BEGIN

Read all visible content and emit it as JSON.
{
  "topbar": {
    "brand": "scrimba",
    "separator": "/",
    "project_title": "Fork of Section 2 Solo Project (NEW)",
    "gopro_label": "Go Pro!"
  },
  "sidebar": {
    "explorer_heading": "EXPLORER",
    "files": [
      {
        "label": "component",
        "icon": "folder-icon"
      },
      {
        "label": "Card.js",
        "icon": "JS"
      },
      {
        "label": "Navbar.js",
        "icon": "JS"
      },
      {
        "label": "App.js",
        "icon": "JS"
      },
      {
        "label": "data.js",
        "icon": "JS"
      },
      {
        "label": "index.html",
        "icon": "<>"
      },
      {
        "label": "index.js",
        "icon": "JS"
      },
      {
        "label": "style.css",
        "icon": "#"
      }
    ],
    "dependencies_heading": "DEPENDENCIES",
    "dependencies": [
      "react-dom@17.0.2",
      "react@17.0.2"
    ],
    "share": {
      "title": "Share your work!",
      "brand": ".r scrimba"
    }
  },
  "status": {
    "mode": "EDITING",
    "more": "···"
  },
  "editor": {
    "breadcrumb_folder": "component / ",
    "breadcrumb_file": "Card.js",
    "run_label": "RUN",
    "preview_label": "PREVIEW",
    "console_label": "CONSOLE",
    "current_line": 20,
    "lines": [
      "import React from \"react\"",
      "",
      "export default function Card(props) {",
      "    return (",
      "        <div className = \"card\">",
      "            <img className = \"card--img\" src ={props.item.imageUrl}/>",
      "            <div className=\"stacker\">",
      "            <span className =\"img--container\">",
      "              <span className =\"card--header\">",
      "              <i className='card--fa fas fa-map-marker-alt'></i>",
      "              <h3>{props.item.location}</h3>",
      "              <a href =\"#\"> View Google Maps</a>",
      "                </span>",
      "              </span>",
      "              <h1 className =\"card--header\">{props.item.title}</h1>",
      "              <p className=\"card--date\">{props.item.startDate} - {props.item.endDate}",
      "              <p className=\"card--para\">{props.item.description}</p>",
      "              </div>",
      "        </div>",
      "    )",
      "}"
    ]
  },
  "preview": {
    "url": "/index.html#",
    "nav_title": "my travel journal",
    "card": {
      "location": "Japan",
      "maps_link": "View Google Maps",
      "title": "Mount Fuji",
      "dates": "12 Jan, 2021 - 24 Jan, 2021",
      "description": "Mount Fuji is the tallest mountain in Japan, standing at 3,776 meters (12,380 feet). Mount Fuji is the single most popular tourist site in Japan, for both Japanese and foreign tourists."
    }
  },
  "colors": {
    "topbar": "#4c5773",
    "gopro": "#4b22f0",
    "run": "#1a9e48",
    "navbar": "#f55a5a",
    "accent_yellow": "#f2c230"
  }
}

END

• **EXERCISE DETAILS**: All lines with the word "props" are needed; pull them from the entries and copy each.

• **ANSWER SECTION**:
      "export default function Card(props) {",
      "            <img className = \"card--img\" src ={props.item.imageUrl}/>",
      "              <h3>{props.item.location}</h3>",
      "              <h1 className =\"card--header\">{props.item.title}</h1>",
      "              <p className=\"card--date\">{props.item.startDate} - {props.item.endDate}",
      "              <p className=\"card--para\">{props.item.description}</p>",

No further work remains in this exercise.